Mayfield later joked to reporters that upon meeting Brown, he thought his teammate needed to “eat a double cheeseburger or two.”
But Oklahoma’s outside receivers coach, Dennis Simmons, had recruited Brown and felt confident he had the personality to thrive.
“I knew what we were getting,” he said. “I mean, how many kids do you know nowadays who will walk to work and then from work back to school? That right there said a lot about his character to me. Football practice is hard within itself and then to leave from there, walk to work and then keep up with your classes, all while you’re out on your own — I knew there was something different about him.”
On the field, Brown raised eyebrows during a goal-line drill at his first practice. As Simmons recalled: “There was a defensive back who had inside leverage on him, and Marquise ran a slant route and basically crossed his face on his second step, which should never happen. Everybody looked at each other like, ‘We knew this kid was fast, but damn!’ ”
Brown led Oklahoma with 1,095 receiving yards on 57 catches in his one season with Mayfield. He was even better after Kyler Murray, another burgeoning Heisman winner and No. 1 overall pick, took over at quarterback. He caught 75 passes for 1,318 yards and 10 touchdowns this past season, setting himself up to leave school a year early and become the top receiver taken in the 2019 draft.
Murray was struck not just by Brown’s initial burst off the line but by his uncanny ability to continue widening his separation from a pursuing defender.
He told Bleacher Report he might beat his top receiver in a 40-yard dash (which Brown did not run at the NFL scouting combine because of a Lisfranc injury to his foot that will likely keep him out until training camp). “After that, forget it,” Murray said. “He’s running away from everyone.”
Brown is not a one-trick vertical threat. With help from his famous cousin — delivered during invitation-only sessions outside Antonio Brown’s Florida mansion — he’s added subtleties to his craft. He’s just as great a threat to catch a short pass and break loose as he is to streak past a cornerback on the outside.
Analysts such as Daniel Jeremiah of the NFL Network have suggested Brown is exactly the type of receiver Jackson needs to open up his passing game.

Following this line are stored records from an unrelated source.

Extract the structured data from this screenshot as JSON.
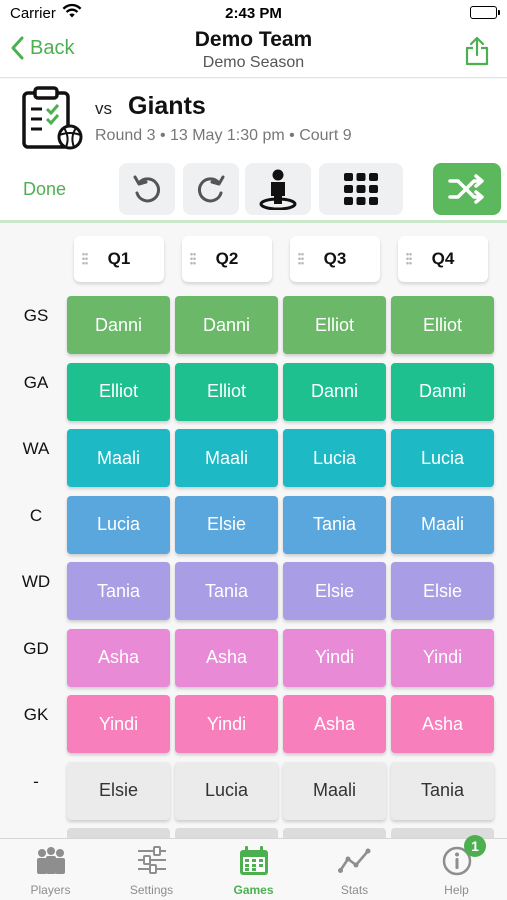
{
  "status_bar": {
    "carrier": "Carrier",
    "time": "2:43 PM"
  },
  "nav": {
    "back_label": "Back",
    "title": "Demo Team",
    "subtitle": "Demo Season"
  },
  "game": {
    "vs_label": "vs",
    "opponent": "Giants",
    "meta": "Round 3 • 13 May 1:30 pm • Court 9"
  },
  "toolbar": {
    "done_label": "Done"
  },
  "quarters": [
    "Q1",
    "Q2",
    "Q3",
    "Q4"
  ],
  "positions": [
    "GS",
    "GA",
    "WA",
    "C",
    "WD",
    "GD",
    "GK",
    "-"
  ],
  "position_colors": {
    "GS": "#6cb869",
    "GA": "#1fc08f",
    "WA": "#1dbac6",
    "C": "#5aa7dd",
    "WD": "#a99de6",
    "GD": "#e88ad5",
    "GK": "#f77fbc",
    "-": "#ebebeb"
  },
  "lineup": [
    [
      "Danni",
      "Danni",
      "Elliot",
      "Elliot"
    ],
    [
      "Elliot",
      "Elliot",
      "Danni",
      "Danni"
    ],
    [
      "Maali",
      "Maali",
      "Lucia",
      "Lucia"
    ],
    [
      "Lucia",
      "Elsie",
      "Tania",
      "Maali"
    ],
    [
      "Tania",
      "Tania",
      "Elsie",
      "Elsie"
    ],
    [
      "Asha",
      "Asha",
      "Yindi",
      "Yindi"
    ],
    [
      "Yindi",
      "Yindi",
      "Asha",
      "Asha"
    ],
    [
      "Elsie",
      "Lucia",
      "Maali",
      "Tania"
    ]
  ],
  "tabs": [
    {
      "label": "Players",
      "icon": "players-icon"
    },
    {
      "label": "Settings",
      "icon": "sliders-icon"
    },
    {
      "label": "Games",
      "icon": "calendar-icon",
      "active": true
    },
    {
      "label": "Stats",
      "icon": "stats-line-icon"
    },
    {
      "label": "Help",
      "icon": "info-icon",
      "badge": "1"
    }
  ],
  "accent_color": "#4cb050"
}
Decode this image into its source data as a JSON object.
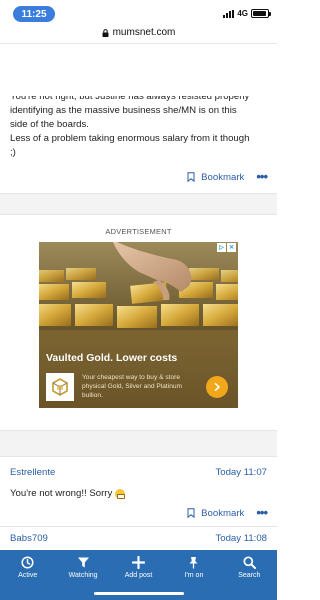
{
  "status_bar": {
    "time": "11:25",
    "network": "4G",
    "battery_level": 0.9
  },
  "browser": {
    "url": "mumsnet.com"
  },
  "post": {
    "partial_line": "You're not right, but Justine has always resisted properly",
    "lines": [
      "identifying as the massive business she/MN is on this",
      "side of the boards.",
      "Less of a problem taking enormous salary from it though",
      ";)"
    ],
    "bookmark_label": "Bookmark",
    "more_label": "•••"
  },
  "ad": {
    "label": "ADVERTISEMENT",
    "title": "Vaulted Gold. Lower costs",
    "description": "Your cheapest way to buy & store physical Gold, Silver and Platinum bullion.",
    "choices_icon": "ad-choices-icon",
    "colors": {
      "accent": "#f0a81a",
      "background": "#6b5a36"
    }
  },
  "reply": {
    "author": "Estrellente",
    "time": "Today 11:07",
    "text": "You're not wrong!! Sorry",
    "bookmark_label": "Bookmark",
    "more_label": "•••"
  },
  "next_post": {
    "author": "Babs709",
    "time": "Today 11:08"
  },
  "bottom_nav": {
    "items": [
      {
        "label": "Active",
        "icon": "clock-icon"
      },
      {
        "label": "Watching",
        "icon": "filter-icon"
      },
      {
        "label": "Add post",
        "icon": "plus-icon"
      },
      {
        "label": "I'm on",
        "icon": "pin-icon"
      },
      {
        "label": "Search",
        "icon": "search-icon"
      }
    ],
    "color": "#2a6db3"
  },
  "colors": {
    "link": "#2a5fa8",
    "time_pill": "#3a7ddc"
  }
}
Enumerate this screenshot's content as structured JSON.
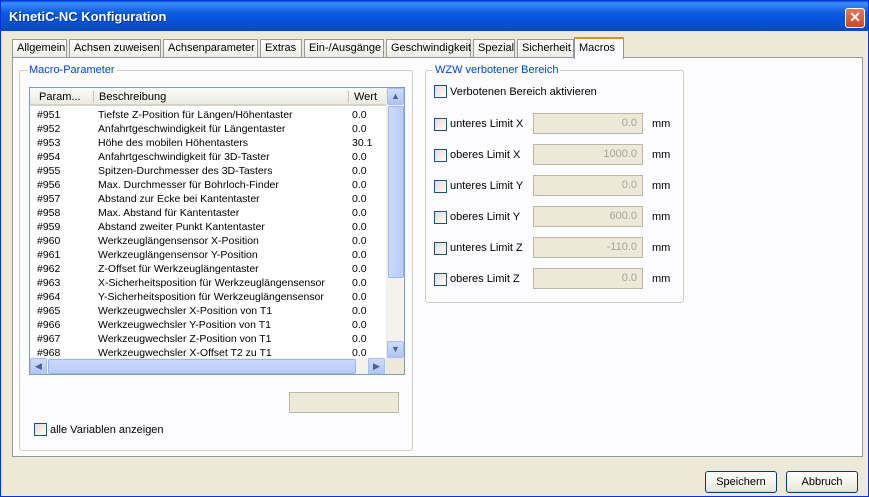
{
  "window": {
    "title": "KinetiC-NC Konfiguration",
    "close_glyph": "✕"
  },
  "tabs": [
    {
      "label": "Allgemein"
    },
    {
      "label": "Achsen zuweisen"
    },
    {
      "label": "Achsenparameter"
    },
    {
      "label": "Extras"
    },
    {
      "label": "Ein-/Ausgänge"
    },
    {
      "label": "Geschwindigkeit"
    },
    {
      "label": "Spezial"
    },
    {
      "label": "Sicherheit"
    },
    {
      "label": "Macros"
    }
  ],
  "macro_group": {
    "title": "Macro-Parameter",
    "columns": {
      "param": "Param...",
      "desc": "Beschreibung",
      "value": "Wert"
    },
    "rows": [
      {
        "param": "#951",
        "desc": "Tiefste Z-Position für Längen/Höhentaster",
        "value": "0.0"
      },
      {
        "param": "#952",
        "desc": "Anfahrtgeschwindigkeit für Längentaster",
        "value": "0.0"
      },
      {
        "param": "#953",
        "desc": "Höhe des mobilen Höhentasters",
        "value": "30.1"
      },
      {
        "param": "#954",
        "desc": "Anfahrtgeschwindigkeit für 3D-Taster",
        "value": "0.0"
      },
      {
        "param": "#955",
        "desc": "Spitzen-Durchmesser des 3D-Tasters",
        "value": "0.0"
      },
      {
        "param": "#956",
        "desc": "Max. Durchmesser für Bohrloch-Finder",
        "value": "0.0"
      },
      {
        "param": "#957",
        "desc": "Abstand zur Ecke bei Kantentaster",
        "value": "0.0"
      },
      {
        "param": "#958",
        "desc": "Max. Abstand für Kantentaster",
        "value": "0.0"
      },
      {
        "param": "#959",
        "desc": "Abstand zweiter Punkt Kantentaster",
        "value": "0.0"
      },
      {
        "param": "#960",
        "desc": "Werkzeuglängensensor X-Position",
        "value": "0.0"
      },
      {
        "param": "#961",
        "desc": "Werkzeuglängensensor Y-Position",
        "value": "0.0"
      },
      {
        "param": "#962",
        "desc": "Z-Offset für Werkzeuglängentaster",
        "value": "0.0"
      },
      {
        "param": "#963",
        "desc": "X-Sicherheitsposition für Werkzeuglängensensor",
        "value": "0.0"
      },
      {
        "param": "#964",
        "desc": "Y-Sicherheitsposition für Werkzeuglängensensor",
        "value": "0.0"
      },
      {
        "param": "#965",
        "desc": "Werkzeugwechsler X-Position von T1",
        "value": "0.0"
      },
      {
        "param": "#966",
        "desc": "Werkzeugwechsler Y-Position von T1",
        "value": "0.0"
      },
      {
        "param": "#967",
        "desc": "Werkzeugwechsler Z-Position von T1",
        "value": "0.0"
      },
      {
        "param": "#968",
        "desc": "Werkzeugwechsler X-Offset T2 zu T1",
        "value": "0.0"
      }
    ],
    "edit_value": "",
    "show_all_label": "alle Variablen anzeigen"
  },
  "wzw_group": {
    "title": "WZW verbotener Bereich",
    "activate_label": "Verbotenen Bereich aktivieren",
    "limits": [
      {
        "label": "unteres Limit X",
        "value": "0.0",
        "unit": "mm"
      },
      {
        "label": "oberes Limit X",
        "value": "1000.0",
        "unit": "mm"
      },
      {
        "label": "unteres Limit Y",
        "value": "0.0",
        "unit": "mm"
      },
      {
        "label": "oberes Limit Y",
        "value": "600.0",
        "unit": "mm"
      },
      {
        "label": "unteres Limit Z",
        "value": "-110.0",
        "unit": "mm"
      },
      {
        "label": "oberes Limit Z",
        "value": "0.0",
        "unit": "mm"
      }
    ]
  },
  "buttons": {
    "save": "Speichern",
    "cancel": "Abbruch"
  },
  "scroll_glyphs": {
    "up": "▲",
    "down": "▼",
    "left": "◀",
    "right": "▶"
  }
}
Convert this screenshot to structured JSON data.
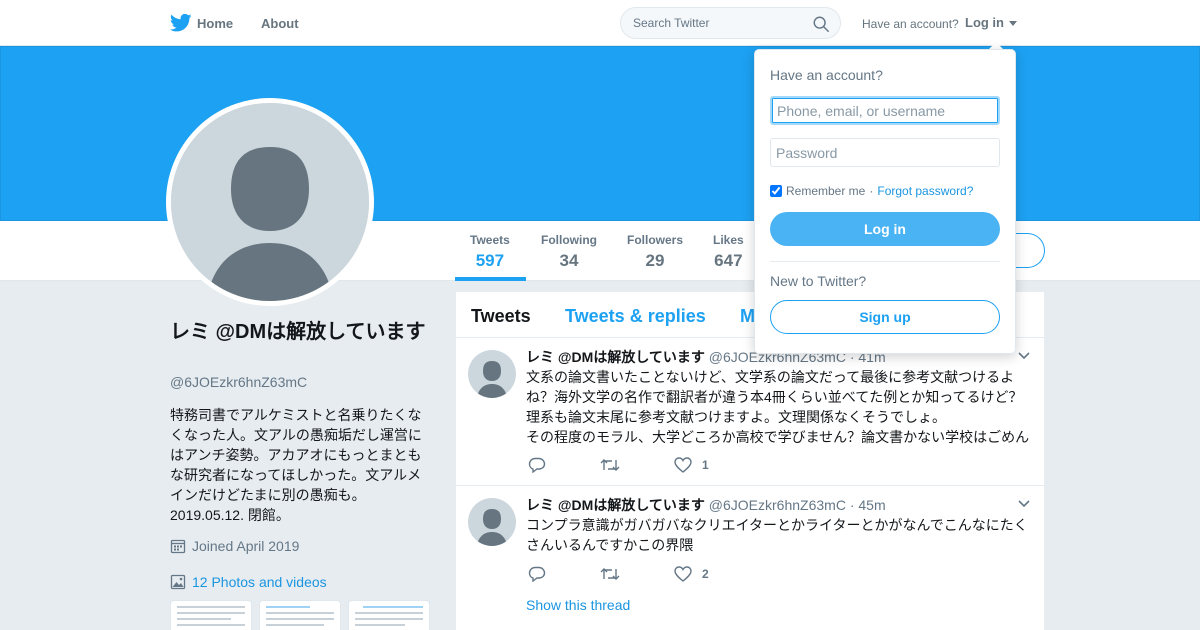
{
  "colors": {
    "brand": "#1da1f2",
    "link": "#1b95e0",
    "text": "#14171a",
    "muted": "#657786",
    "background": "#e6ecf0"
  },
  "topbar": {
    "logo_icon": "twitter-bird-icon",
    "home_label": "Home",
    "about_label": "About",
    "search_placeholder": "Search Twitter",
    "search_icon": "search-icon",
    "have_account_label": "Have an account?",
    "login_label": "Log in"
  },
  "profile": {
    "name": "レミ @DMは解放しています",
    "handle": "@6JOEzkr6hnZ63mC",
    "bio": "特務司書でアルケミストと名乗りたくなくなった人。文アルの愚痴垢だし運営にはアンチ姿勢。アカアオにもっとまともな研究者になってほしかった。文アルメインだけどたまに別の愚痴も。2019.05.12. 閉館。",
    "joined": "Joined April 2019",
    "photos_label": "12 Photos and videos"
  },
  "stats": [
    {
      "label": "Tweets",
      "value": "597"
    },
    {
      "label": "Following",
      "value": "34"
    },
    {
      "label": "Followers",
      "value": "29"
    },
    {
      "label": "Likes",
      "value": "647"
    }
  ],
  "timeline": {
    "tabs": [
      "Tweets",
      "Tweets & replies",
      "M"
    ],
    "tweets": [
      {
        "name": "レミ @DMは解放しています",
        "handle_time": "@6JOEzkr6hnZ63mC · 41m",
        "text": "文系の論文書いたことないけど、文学系の論文だって最後に参考文献つけるよね？海外文学の名作で翻訳者が違う本4冊くらい並べてた例とか知ってるけど？理系も論文末尾に参考文献つけますよ。文理関係なくそうでしょ。\nその程度のモラル、大学どころか高校で学びません？論文書かない学校はごめん",
        "likes": "1"
      },
      {
        "name": "レミ @DMは解放しています",
        "handle_time": "@6JOEzkr6hnZ63mC · 45m",
        "text": "コンプラ意識がガバガバなクリエイターとかライターとかがなんでこんなにたくさんいるんですかこの界隈",
        "likes": "2",
        "show_thread": "Show this thread"
      }
    ]
  },
  "login_dropdown": {
    "title": "Have an account?",
    "username_placeholder": "Phone, email, or username",
    "password_placeholder": "Password",
    "remember_label": "Remember me",
    "separator": "·",
    "forgot_label": "Forgot password?",
    "login_button": "Log in",
    "new_label": "New to Twitter?",
    "signup_button": "Sign up"
  }
}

“It changes everything,” said Ravens offensive coordinator Greg Roman.
Beyond Brown’s game tape, DeCosta was charmed by the receiver’s competitive spirit when they met in the general manager’s office the week before the draft. DeCosta is also a scrapper who had to work his way into the NFL from an unusual, small-college angle. And in those face-to-face moments, the implications of Brown’s life story hit home with him.
“I do this test with the players that come into my office,” DeCosta recalled. “It’s just a game, and most of the guys sit down when they do it, and he stood up. He asked me if he could stand up, and that kind of resonated with me, because I would do the same thing, because you get really into it. He just didn’t feel comfortable sitting. So he stood up.”